■ EXERCISE MATERIAL:
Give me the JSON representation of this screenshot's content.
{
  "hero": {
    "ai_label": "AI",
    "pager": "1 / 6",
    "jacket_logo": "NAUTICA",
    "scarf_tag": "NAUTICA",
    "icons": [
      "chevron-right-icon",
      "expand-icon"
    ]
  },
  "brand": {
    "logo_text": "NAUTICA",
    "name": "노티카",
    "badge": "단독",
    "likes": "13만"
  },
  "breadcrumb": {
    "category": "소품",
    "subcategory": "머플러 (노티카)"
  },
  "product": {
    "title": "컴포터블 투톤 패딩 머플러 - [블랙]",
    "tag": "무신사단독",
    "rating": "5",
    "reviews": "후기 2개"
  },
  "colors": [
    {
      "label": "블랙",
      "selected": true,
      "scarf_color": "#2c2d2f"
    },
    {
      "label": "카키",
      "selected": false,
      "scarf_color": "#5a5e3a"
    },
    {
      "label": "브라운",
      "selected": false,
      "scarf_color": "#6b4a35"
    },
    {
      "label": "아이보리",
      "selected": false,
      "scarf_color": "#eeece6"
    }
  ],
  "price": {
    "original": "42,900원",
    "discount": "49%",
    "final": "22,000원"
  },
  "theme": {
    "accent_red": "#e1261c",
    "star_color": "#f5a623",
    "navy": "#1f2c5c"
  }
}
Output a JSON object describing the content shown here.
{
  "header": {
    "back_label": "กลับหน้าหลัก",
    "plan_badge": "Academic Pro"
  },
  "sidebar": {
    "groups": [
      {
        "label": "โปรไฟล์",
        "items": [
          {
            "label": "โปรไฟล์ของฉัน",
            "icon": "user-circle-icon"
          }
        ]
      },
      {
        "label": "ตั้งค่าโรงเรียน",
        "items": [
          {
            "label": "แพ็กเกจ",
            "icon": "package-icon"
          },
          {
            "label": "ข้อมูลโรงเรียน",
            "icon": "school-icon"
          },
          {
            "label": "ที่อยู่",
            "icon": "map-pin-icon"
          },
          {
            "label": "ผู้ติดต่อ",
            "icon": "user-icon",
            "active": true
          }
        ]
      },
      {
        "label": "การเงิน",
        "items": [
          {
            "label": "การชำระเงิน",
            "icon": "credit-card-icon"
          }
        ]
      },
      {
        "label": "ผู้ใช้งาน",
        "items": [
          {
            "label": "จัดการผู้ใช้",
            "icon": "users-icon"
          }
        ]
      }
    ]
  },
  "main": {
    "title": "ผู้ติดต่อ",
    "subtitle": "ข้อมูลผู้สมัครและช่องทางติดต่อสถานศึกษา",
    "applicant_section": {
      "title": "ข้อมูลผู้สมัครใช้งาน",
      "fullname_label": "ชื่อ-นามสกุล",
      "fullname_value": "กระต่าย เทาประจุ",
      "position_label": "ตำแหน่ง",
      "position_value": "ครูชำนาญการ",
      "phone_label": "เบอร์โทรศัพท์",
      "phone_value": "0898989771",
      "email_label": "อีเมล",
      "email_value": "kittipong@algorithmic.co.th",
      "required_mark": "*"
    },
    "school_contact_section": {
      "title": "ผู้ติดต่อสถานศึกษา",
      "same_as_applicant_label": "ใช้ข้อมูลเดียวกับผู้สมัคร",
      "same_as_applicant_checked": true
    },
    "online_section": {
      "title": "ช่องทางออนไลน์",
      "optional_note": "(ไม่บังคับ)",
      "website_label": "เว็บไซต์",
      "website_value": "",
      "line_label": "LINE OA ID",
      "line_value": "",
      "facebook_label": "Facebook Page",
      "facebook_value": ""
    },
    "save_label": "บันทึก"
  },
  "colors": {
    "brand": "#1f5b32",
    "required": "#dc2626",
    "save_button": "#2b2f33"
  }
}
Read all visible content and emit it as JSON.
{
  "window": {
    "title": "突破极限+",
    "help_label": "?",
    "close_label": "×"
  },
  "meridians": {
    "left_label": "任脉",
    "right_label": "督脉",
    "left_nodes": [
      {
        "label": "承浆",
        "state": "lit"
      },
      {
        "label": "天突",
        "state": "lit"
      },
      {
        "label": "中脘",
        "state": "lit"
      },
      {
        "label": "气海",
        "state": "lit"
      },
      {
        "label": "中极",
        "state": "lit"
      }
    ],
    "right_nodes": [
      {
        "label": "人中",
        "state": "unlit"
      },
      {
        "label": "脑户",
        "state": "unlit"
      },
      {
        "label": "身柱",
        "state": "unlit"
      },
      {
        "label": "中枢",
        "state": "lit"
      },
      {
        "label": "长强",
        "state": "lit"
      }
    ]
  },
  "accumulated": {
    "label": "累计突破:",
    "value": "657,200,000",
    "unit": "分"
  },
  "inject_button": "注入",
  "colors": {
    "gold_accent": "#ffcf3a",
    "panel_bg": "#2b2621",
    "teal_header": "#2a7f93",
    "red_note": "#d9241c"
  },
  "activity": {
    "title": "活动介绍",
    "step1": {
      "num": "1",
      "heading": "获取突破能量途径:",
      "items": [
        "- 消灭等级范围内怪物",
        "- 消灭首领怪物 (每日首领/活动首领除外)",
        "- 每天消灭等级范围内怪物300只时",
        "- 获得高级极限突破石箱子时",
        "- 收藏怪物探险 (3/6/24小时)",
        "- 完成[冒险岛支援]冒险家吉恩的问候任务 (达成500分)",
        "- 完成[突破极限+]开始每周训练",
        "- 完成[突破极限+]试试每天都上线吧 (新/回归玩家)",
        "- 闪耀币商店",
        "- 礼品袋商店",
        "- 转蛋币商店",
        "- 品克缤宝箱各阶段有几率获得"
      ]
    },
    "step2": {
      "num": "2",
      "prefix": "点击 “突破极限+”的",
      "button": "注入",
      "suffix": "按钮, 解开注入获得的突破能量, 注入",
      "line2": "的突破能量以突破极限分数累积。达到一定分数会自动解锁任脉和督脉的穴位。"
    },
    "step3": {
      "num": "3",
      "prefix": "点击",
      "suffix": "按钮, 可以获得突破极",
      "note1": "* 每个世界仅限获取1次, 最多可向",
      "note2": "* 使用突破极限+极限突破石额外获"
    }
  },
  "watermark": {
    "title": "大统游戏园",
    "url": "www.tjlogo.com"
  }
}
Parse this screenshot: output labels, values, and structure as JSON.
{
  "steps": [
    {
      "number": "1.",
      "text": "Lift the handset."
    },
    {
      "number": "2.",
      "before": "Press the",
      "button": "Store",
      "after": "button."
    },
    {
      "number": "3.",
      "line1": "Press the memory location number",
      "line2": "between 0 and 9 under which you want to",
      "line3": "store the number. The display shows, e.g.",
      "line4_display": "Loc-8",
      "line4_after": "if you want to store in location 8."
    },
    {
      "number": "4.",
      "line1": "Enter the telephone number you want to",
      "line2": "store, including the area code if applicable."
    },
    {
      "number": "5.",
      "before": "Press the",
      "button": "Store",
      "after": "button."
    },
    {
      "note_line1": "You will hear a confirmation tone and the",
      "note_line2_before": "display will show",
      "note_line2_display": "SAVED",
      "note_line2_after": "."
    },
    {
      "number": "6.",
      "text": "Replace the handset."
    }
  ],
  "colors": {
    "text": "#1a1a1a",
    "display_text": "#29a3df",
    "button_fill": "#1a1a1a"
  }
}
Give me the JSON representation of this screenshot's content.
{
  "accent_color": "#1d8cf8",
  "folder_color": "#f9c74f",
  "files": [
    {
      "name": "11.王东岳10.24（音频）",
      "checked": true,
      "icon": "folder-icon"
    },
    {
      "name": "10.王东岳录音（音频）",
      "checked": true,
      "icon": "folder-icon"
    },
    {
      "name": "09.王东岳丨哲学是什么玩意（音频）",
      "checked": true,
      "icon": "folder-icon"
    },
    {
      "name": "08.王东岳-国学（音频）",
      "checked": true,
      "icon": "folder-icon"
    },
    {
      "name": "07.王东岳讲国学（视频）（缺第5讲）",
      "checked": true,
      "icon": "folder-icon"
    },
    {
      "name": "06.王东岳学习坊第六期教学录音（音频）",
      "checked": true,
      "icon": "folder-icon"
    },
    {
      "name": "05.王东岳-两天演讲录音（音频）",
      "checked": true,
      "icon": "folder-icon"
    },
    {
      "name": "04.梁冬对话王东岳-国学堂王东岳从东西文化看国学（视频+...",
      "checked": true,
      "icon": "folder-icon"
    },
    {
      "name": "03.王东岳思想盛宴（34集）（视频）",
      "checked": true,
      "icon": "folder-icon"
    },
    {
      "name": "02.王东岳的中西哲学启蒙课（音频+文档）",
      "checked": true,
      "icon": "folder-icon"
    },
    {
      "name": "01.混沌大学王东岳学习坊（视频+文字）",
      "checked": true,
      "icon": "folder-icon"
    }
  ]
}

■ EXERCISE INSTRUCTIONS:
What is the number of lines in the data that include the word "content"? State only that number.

■ EXERCISE OUTPUT:
4